Work item |
Return all the entries word for word, minus the pictures.

Entries provided |
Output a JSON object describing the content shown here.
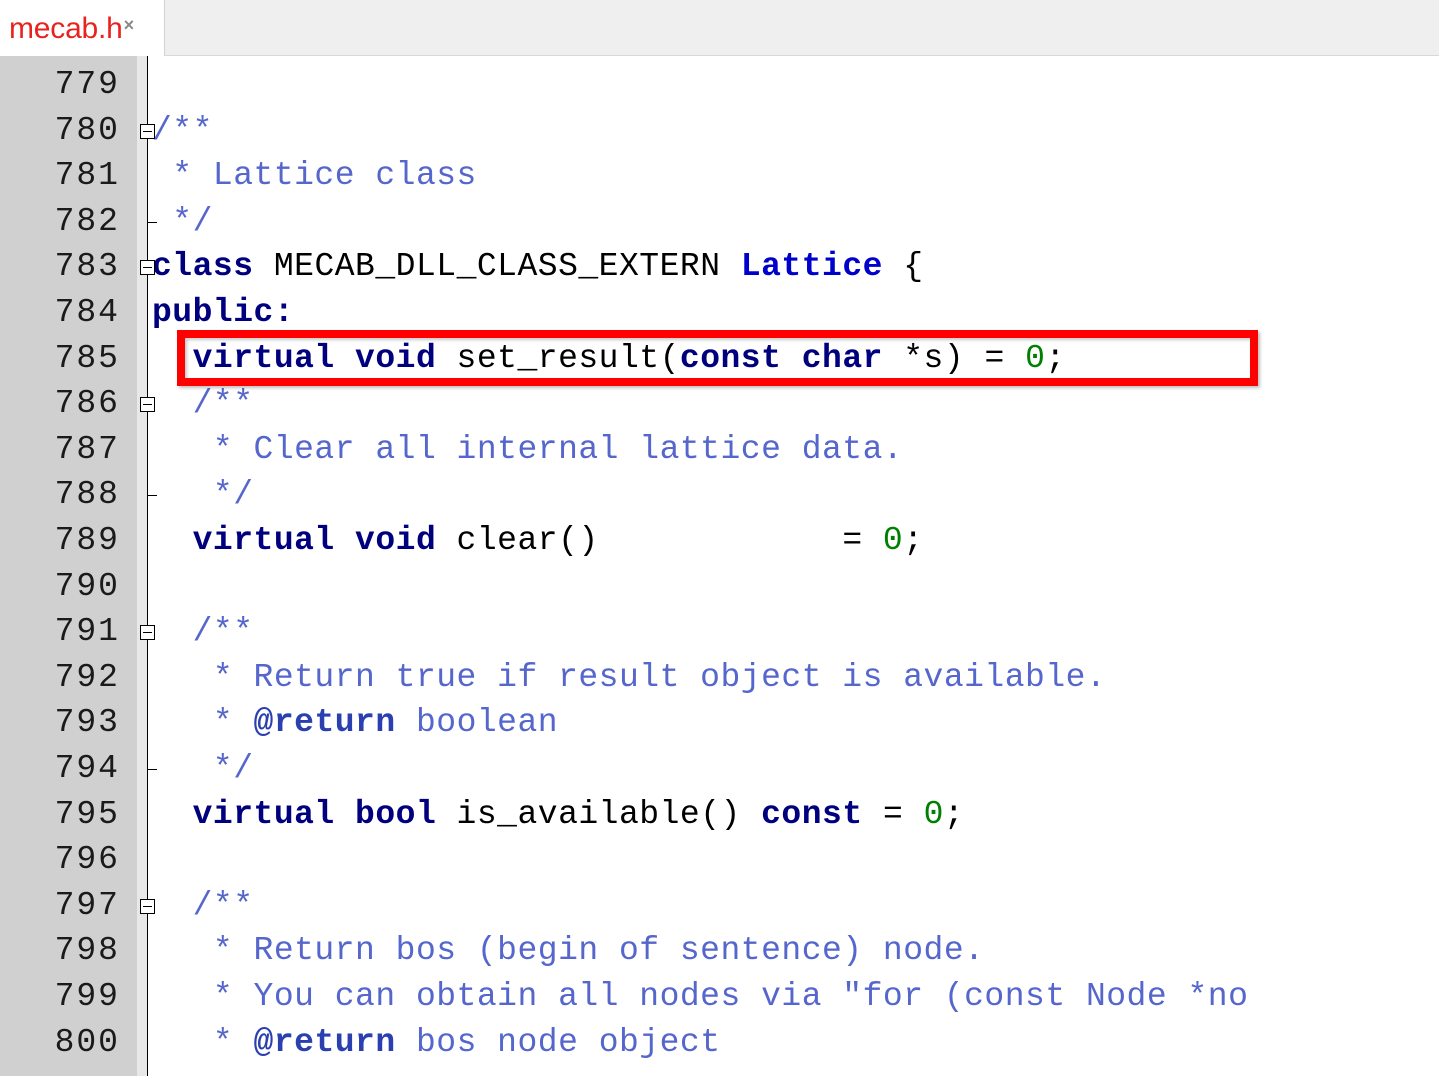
{
  "window": {
    "title": "mecab.h",
    "type": "code-editor"
  },
  "tab": {
    "label": "mecab.h",
    "close_glyph": "×",
    "active": true,
    "label_color": "#e8231f"
  },
  "editor": {
    "gutter_bg": "#d0d0d0",
    "background": "#ffffff",
    "first_visible_line": 779,
    "last_visible_line": 800,
    "syntax_colors": {
      "comment": "#5566cc",
      "comment_tag": "#2a3fb0",
      "keyword": "#00007f",
      "type": "#0000cc",
      "number": "#008000",
      "plain": "#000000"
    },
    "highlight_color": "#fe0000",
    "lines": [
      {
        "no": "779",
        "fold": "none",
        "tokens": []
      },
      {
        "no": "780",
        "fold": "box",
        "tokens": [
          {
            "t": "/**",
            "c": "cm"
          }
        ]
      },
      {
        "no": "781",
        "fold": "bar",
        "tokens": [
          {
            "t": " * Lattice class",
            "c": "cm"
          }
        ]
      },
      {
        "no": "782",
        "fold": "tick",
        "tokens": [
          {
            "t": " */",
            "c": "cm"
          }
        ]
      },
      {
        "no": "783",
        "fold": "box",
        "tokens": [
          {
            "t": "class",
            "c": "kw"
          },
          {
            "t": " MECAB_DLL_CLASS_EXTERN ",
            "c": "pl"
          },
          {
            "t": "Lattice",
            "c": "ty"
          },
          {
            "t": " {",
            "c": "pl"
          }
        ]
      },
      {
        "no": "784",
        "fold": "bar",
        "tokens": [
          {
            "t": "public:",
            "c": "kw"
          }
        ]
      },
      {
        "no": "785",
        "fold": "bar",
        "highlighted": true,
        "tokens": [
          {
            "t": "  ",
            "c": "pl"
          },
          {
            "t": "virtual void",
            "c": "kw"
          },
          {
            "t": " set_result(",
            "c": "pl"
          },
          {
            "t": "const char",
            "c": "kw"
          },
          {
            "t": " *s) = ",
            "c": "pl"
          },
          {
            "t": "0",
            "c": "num"
          },
          {
            "t": ";",
            "c": "pl"
          }
        ]
      },
      {
        "no": "786",
        "fold": "box",
        "tokens": [
          {
            "t": "  /**",
            "c": "cm"
          }
        ]
      },
      {
        "no": "787",
        "fold": "bar",
        "tokens": [
          {
            "t": "   * Clear all internal lattice data.",
            "c": "cm"
          }
        ]
      },
      {
        "no": "788",
        "fold": "tick",
        "tokens": [
          {
            "t": "   */",
            "c": "cm"
          }
        ]
      },
      {
        "no": "789",
        "fold": "bar",
        "tokens": [
          {
            "t": "  ",
            "c": "pl"
          },
          {
            "t": "virtual void",
            "c": "kw"
          },
          {
            "t": " clear()            = ",
            "c": "pl"
          },
          {
            "t": "0",
            "c": "num"
          },
          {
            "t": ";",
            "c": "pl"
          }
        ]
      },
      {
        "no": "790",
        "fold": "bar",
        "tokens": []
      },
      {
        "no": "791",
        "fold": "box",
        "tokens": [
          {
            "t": "  /**",
            "c": "cm"
          }
        ]
      },
      {
        "no": "792",
        "fold": "bar",
        "tokens": [
          {
            "t": "   * Return true if result object is available.",
            "c": "cm"
          }
        ]
      },
      {
        "no": "793",
        "fold": "bar",
        "tokens": [
          {
            "t": "   * ",
            "c": "cm"
          },
          {
            "t": "@return",
            "c": "cmt"
          },
          {
            "t": " boolean",
            "c": "cm"
          }
        ]
      },
      {
        "no": "794",
        "fold": "tick",
        "tokens": [
          {
            "t": "   */",
            "c": "cm"
          }
        ]
      },
      {
        "no": "795",
        "fold": "bar",
        "tokens": [
          {
            "t": "  ",
            "c": "pl"
          },
          {
            "t": "virtual bool",
            "c": "kw"
          },
          {
            "t": " is_available() ",
            "c": "pl"
          },
          {
            "t": "const",
            "c": "kw"
          },
          {
            "t": " = ",
            "c": "pl"
          },
          {
            "t": "0",
            "c": "num"
          },
          {
            "t": ";",
            "c": "pl"
          }
        ]
      },
      {
        "no": "796",
        "fold": "bar",
        "tokens": []
      },
      {
        "no": "797",
        "fold": "box",
        "tokens": [
          {
            "t": "  /**",
            "c": "cm"
          }
        ]
      },
      {
        "no": "798",
        "fold": "bar",
        "tokens": [
          {
            "t": "   * Return bos (begin of sentence) node.",
            "c": "cm"
          }
        ]
      },
      {
        "no": "799",
        "fold": "bar",
        "tokens": [
          {
            "t": "   * You can obtain all nodes via \"for (const Node *no",
            "c": "cm"
          }
        ]
      },
      {
        "no": "800",
        "fold": "bar",
        "tokens": [
          {
            "t": "   * ",
            "c": "cm"
          },
          {
            "t": "@return",
            "c": "cmt"
          },
          {
            "t": " bos node object",
            "c": "cm"
          }
        ]
      }
    ]
  }
}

Task solution |
Output a JSON object describing the content shown here.
{
  "window": {
    "title": "mecab.h",
    "type": "code-editor"
  },
  "tab": {
    "label": "mecab.h",
    "close_glyph": "×",
    "active": true,
    "label_color": "#e8231f"
  },
  "editor": {
    "gutter_bg": "#d0d0d0",
    "background": "#ffffff",
    "first_visible_line": 779,
    "last_visible_line": 800,
    "syntax_colors": {
      "comment": "#5566cc",
      "comment_tag": "#2a3fb0",
      "keyword": "#00007f",
      "type": "#0000cc",
      "number": "#008000",
      "plain": "#000000"
    },
    "highlight_color": "#fe0000",
    "lines": [
      {
        "no": "779",
        "fold": "none",
        "tokens": []
      },
      {
        "no": "780",
        "fold": "box",
        "tokens": [
          {
            "t": "/**",
            "c": "cm"
          }
        ]
      },
      {
        "no": "781",
        "fold": "bar",
        "tokens": [
          {
            "t": " * Lattice class",
            "c": "cm"
          }
        ]
      },
      {
        "no": "782",
        "fold": "tick",
        "tokens": [
          {
            "t": " */",
            "c": "cm"
          }
        ]
      },
      {
        "no": "783",
        "fold": "box",
        "tokens": [
          {
            "t": "class",
            "c": "kw"
          },
          {
            "t": " MECAB_DLL_CLASS_EXTERN ",
            "c": "pl"
          },
          {
            "t": "Lattice",
            "c": "ty"
          },
          {
            "t": " {",
            "c": "pl"
          }
        ]
      },
      {
        "no": "784",
        "fold": "bar",
        "tokens": [
          {
            "t": "public:",
            "c": "kw"
          }
        ]
      },
      {
        "no": "785",
        "fold": "bar",
        "highlighted": true,
        "tokens": [
          {
            "t": "  ",
            "c": "pl"
          },
          {
            "t": "virtual void",
            "c": "kw"
          },
          {
            "t": " set_result(",
            "c": "pl"
          },
          {
            "t": "const char",
            "c": "kw"
          },
          {
            "t": " *s) = ",
            "c": "pl"
          },
          {
            "t": "0",
            "c": "num"
          },
          {
            "t": ";",
            "c": "pl"
          }
        ]
      },
      {
        "no": "786",
        "fold": "box",
        "tokens": [
          {
            "t": "  /**",
            "c": "cm"
          }
        ]
      },
      {
        "no": "787",
        "fold": "bar",
        "tokens": [
          {
            "t": "   * Clear all internal lattice data.",
            "c": "cm"
          }
        ]
      },
      {
        "no": "788",
        "fold": "tick",
        "tokens": [
          {
            "t": "   */",
            "c": "cm"
          }
        ]
      },
      {
        "no": "789",
        "fold": "bar",
        "tokens": [
          {
            "t": "  ",
            "c": "pl"
          },
          {
            "t": "virtual void",
            "c": "kw"
          },
          {
            "t": " clear()            = ",
            "c": "pl"
          },
          {
            "t": "0",
            "c": "num"
          },
          {
            "t": ";",
            "c": "pl"
          }
        ]
      },
      {
        "no": "790",
        "fold": "bar",
        "tokens": []
      },
      {
        "no": "791",
        "fold": "box",
        "tokens": [
          {
            "t": "  /**",
            "c": "cm"
          }
        ]
      },
      {
        "no": "792",
        "fold": "bar",
        "tokens": [
          {
            "t": "   * Return true if result object is available.",
            "c": "cm"
          }
        ]
      },
      {
        "no": "793",
        "fold": "bar",
        "tokens": [
          {
            "t": "   * ",
            "c": "cm"
          },
          {
            "t": "@return",
            "c": "cmt"
          },
          {
            "t": " boolean",
            "c": "cm"
          }
        ]
      },
      {
        "no": "794",
        "fold": "tick",
        "tokens": [
          {
            "t": "   */",
            "c": "cm"
          }
        ]
      },
      {
        "no": "795",
        "fold": "bar",
        "tokens": [
          {
            "t": "  ",
            "c": "pl"
          },
          {
            "t": "virtual bool",
            "c": "kw"
          },
          {
            "t": " is_available() ",
            "c": "pl"
          },
          {
            "t": "const",
            "c": "kw"
          },
          {
            "t": " = ",
            "c": "pl"
          },
          {
            "t": "0",
            "c": "num"
          },
          {
            "t": ";",
            "c": "pl"
          }
        ]
      },
      {
        "no": "796",
        "fold": "bar",
        "tokens": []
      },
      {
        "no": "797",
        "fold": "box",
        "tokens": [
          {
            "t": "  /**",
            "c": "cm"
          }
        ]
      },
      {
        "no": "798",
        "fold": "bar",
        "tokens": [
          {
            "t": "   * Return bos (begin of sentence) node.",
            "c": "cm"
          }
        ]
      },
      {
        "no": "799",
        "fold": "bar",
        "tokens": [
          {
            "t": "   * You can obtain all nodes via \"for (const Node *no",
            "c": "cm"
          }
        ]
      },
      {
        "no": "800",
        "fold": "bar",
        "tokens": [
          {
            "t": "   * ",
            "c": "cm"
          },
          {
            "t": "@return",
            "c": "cmt"
          },
          {
            "t": " bos node object",
            "c": "cm"
          }
        ]
      }
    ]
  }
}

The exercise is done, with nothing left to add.